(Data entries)
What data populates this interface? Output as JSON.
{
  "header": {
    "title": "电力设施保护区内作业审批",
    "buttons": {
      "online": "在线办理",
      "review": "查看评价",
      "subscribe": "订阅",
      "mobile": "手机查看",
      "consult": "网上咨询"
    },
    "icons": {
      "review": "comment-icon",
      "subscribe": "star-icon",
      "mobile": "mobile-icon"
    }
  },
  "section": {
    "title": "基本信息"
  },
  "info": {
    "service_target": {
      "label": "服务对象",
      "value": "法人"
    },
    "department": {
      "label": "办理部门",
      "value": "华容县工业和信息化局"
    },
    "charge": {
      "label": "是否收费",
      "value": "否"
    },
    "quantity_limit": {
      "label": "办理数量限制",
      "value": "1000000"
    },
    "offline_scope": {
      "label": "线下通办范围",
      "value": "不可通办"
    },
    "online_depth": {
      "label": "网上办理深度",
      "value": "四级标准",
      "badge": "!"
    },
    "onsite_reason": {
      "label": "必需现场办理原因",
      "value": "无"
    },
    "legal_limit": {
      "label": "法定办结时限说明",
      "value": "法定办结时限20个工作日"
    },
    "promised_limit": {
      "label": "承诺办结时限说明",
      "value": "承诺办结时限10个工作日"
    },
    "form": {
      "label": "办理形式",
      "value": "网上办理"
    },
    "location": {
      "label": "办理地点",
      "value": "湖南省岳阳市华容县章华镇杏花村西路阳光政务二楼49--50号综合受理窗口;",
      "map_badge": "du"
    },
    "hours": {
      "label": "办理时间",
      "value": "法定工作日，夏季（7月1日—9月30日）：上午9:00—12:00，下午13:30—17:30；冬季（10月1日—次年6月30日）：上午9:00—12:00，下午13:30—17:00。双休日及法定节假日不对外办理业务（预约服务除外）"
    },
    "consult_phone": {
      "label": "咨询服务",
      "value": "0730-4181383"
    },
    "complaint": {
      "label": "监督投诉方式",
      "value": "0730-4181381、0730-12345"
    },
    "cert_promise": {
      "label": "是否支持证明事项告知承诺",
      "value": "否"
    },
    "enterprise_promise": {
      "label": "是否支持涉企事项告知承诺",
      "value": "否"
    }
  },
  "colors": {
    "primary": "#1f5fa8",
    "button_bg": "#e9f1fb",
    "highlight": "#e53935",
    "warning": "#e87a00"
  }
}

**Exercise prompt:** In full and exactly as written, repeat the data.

**Written solution:**
What data populates this interface? Output as JSON.
{
  "header": {
    "title": "电力设施保护区内作业审批",
    "buttons": {
      "online": "在线办理",
      "review": "查看评价",
      "subscribe": "订阅",
      "mobile": "手机查看",
      "consult": "网上咨询"
    },
    "icons": {
      "review": "comment-icon",
      "subscribe": "star-icon",
      "mobile": "mobile-icon"
    }
  },
  "section": {
    "title": "基本信息"
  },
  "info": {
    "service_target": {
      "label": "服务对象",
      "value": "法人"
    },
    "department": {
      "label": "办理部门",
      "value": "华容县工业和信息化局"
    },
    "charge": {
      "label": "是否收费",
      "value": "否"
    },
    "quantity_limit": {
      "label": "办理数量限制",
      "value": "1000000"
    },
    "offline_scope": {
      "label": "线下通办范围",
      "value": "不可通办"
    },
    "online_depth": {
      "label": "网上办理深度",
      "value": "四级标准",
      "badge": "!"
    },
    "onsite_reason": {
      "label": "必需现场办理原因",
      "value": "无"
    },
    "legal_limit": {
      "label": "法定办结时限说明",
      "value": "法定办结时限20个工作日"
    },
    "promised_limit": {
      "label": "承诺办结时限说明",
      "value": "承诺办结时限10个工作日"
    },
    "form": {
      "label": "办理形式",
      "value": "网上办理"
    },
    "location": {
      "label": "办理地点",
      "value": "湖南省岳阳市华容县章华镇杏花村西路阳光政务二楼49--50号综合受理窗口;",
      "map_badge": "du"
    },
    "hours": {
      "label": "办理时间",
      "value": "法定工作日，夏季（7月1日—9月30日）：上午9:00—12:00，下午13:30—17:30；冬季（10月1日—次年6月30日）：上午9:00—12:00，下午13:30—17:00。双休日及法定节假日不对外办理业务（预约服务除外）"
    },
    "consult_phone": {
      "label": "咨询服务",
      "value": "0730-4181383"
    },
    "complaint": {
      "label": "监督投诉方式",
      "value": "0730-4181381、0730-12345"
    },
    "cert_promise": {
      "label": "是否支持证明事项告知承诺",
      "value": "否"
    },
    "enterprise_promise": {
      "label": "是否支持涉企事项告知承诺",
      "value": "否"
    }
  },
  "colors": {
    "primary": "#1f5fa8",
    "button_bg": "#e9f1fb",
    "highlight": "#e53935",
    "warning": "#e87a00"
  }
}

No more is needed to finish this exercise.